Excerpts from an interface dataset:
┏━━

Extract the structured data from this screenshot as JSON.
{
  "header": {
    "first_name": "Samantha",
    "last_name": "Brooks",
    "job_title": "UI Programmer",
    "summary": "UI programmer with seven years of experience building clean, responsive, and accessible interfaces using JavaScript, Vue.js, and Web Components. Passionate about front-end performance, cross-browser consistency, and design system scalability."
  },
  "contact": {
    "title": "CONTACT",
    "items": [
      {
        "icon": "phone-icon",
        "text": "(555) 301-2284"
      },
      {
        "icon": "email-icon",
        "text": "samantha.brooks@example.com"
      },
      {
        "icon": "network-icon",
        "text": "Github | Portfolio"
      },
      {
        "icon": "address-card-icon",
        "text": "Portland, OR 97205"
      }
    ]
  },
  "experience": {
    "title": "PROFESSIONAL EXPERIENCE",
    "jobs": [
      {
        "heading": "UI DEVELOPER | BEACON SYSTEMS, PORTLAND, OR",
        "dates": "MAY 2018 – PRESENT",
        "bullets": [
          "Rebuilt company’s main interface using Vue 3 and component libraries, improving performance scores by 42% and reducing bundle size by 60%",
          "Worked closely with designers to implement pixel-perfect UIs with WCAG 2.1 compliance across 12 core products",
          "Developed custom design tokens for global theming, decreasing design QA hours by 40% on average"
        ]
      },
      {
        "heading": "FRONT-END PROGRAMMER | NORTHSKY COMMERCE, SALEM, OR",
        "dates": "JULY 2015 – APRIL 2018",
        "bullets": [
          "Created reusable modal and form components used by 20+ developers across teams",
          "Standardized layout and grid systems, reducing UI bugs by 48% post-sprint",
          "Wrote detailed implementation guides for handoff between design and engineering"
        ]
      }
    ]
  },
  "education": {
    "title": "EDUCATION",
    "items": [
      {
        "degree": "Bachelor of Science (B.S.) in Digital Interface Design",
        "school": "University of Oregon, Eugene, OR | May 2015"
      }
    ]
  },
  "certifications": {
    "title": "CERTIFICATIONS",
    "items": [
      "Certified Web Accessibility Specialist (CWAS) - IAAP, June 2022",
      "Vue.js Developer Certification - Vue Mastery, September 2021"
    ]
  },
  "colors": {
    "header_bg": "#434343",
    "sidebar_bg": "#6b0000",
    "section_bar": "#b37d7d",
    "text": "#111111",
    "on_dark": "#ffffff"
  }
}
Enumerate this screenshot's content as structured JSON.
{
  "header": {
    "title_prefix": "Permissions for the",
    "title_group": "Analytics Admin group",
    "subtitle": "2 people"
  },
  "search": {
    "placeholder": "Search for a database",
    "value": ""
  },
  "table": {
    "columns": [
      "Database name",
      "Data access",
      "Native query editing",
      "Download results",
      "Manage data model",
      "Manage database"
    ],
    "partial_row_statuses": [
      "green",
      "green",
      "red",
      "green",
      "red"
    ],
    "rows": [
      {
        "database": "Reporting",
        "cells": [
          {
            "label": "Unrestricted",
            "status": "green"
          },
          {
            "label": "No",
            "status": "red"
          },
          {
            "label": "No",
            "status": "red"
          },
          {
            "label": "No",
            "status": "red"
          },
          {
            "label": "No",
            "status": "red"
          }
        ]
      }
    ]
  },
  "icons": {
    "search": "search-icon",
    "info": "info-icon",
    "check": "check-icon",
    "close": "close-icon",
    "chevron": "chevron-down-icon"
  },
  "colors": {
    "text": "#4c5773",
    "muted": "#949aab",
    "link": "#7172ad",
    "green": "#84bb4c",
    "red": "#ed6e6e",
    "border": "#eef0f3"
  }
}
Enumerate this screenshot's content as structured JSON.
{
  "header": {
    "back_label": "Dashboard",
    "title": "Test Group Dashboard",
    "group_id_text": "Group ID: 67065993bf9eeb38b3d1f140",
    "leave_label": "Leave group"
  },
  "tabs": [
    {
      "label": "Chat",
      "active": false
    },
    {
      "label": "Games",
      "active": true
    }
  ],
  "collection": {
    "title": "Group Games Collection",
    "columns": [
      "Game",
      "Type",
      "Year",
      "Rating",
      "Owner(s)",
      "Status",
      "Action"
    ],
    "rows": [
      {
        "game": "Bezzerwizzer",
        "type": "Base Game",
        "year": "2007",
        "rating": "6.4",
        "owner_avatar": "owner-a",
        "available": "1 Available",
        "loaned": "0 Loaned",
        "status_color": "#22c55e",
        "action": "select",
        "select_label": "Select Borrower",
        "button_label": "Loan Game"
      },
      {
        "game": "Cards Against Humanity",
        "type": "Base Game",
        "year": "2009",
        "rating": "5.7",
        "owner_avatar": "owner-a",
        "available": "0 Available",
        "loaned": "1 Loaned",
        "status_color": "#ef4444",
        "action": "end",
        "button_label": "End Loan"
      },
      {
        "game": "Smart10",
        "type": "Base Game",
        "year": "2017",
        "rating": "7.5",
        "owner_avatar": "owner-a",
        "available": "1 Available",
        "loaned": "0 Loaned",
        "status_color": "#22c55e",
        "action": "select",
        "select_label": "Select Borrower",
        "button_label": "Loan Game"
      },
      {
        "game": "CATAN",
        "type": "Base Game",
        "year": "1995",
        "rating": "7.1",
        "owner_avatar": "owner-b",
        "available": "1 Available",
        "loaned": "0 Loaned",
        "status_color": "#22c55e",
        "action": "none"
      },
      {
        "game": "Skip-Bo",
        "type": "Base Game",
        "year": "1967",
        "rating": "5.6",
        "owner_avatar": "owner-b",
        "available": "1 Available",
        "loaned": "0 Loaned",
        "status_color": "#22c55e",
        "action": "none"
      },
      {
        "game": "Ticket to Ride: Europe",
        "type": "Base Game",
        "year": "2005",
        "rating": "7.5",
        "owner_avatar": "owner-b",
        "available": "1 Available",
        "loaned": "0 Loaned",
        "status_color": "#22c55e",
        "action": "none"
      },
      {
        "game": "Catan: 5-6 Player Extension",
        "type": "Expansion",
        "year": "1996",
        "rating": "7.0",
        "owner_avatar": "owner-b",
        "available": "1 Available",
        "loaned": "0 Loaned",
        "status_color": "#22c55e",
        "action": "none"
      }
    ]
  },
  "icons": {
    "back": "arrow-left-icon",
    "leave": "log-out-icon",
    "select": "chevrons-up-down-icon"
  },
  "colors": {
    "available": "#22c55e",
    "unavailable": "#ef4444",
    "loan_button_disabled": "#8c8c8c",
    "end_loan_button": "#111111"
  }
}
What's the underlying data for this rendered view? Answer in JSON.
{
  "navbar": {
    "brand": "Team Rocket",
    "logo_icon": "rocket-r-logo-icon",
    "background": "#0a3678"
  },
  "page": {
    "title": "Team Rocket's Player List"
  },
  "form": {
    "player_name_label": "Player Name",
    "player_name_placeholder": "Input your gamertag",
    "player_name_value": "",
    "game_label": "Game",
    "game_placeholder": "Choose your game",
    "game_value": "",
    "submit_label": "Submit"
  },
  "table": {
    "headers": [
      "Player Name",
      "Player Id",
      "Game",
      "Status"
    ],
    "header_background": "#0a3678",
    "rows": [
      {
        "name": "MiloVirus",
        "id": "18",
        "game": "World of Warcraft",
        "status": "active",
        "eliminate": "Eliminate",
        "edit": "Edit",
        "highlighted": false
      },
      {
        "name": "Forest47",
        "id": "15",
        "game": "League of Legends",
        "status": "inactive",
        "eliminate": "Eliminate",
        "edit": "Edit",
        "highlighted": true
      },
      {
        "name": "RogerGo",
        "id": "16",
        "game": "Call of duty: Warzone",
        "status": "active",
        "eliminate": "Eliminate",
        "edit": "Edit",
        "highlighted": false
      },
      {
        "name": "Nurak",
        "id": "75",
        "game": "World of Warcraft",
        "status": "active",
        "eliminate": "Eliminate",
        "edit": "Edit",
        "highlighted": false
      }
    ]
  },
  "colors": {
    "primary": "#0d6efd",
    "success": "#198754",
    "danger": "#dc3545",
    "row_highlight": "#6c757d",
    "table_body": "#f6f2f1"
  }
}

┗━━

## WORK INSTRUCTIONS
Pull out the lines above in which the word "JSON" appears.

## ANSWER BELOW
Extract the structured data from this screenshot as JSON.
Enumerate this screenshot's content as structured JSON.
Enumerate this screenshot's content as structured JSON.
What's the underlying data for this rendered view? Answer in JSON.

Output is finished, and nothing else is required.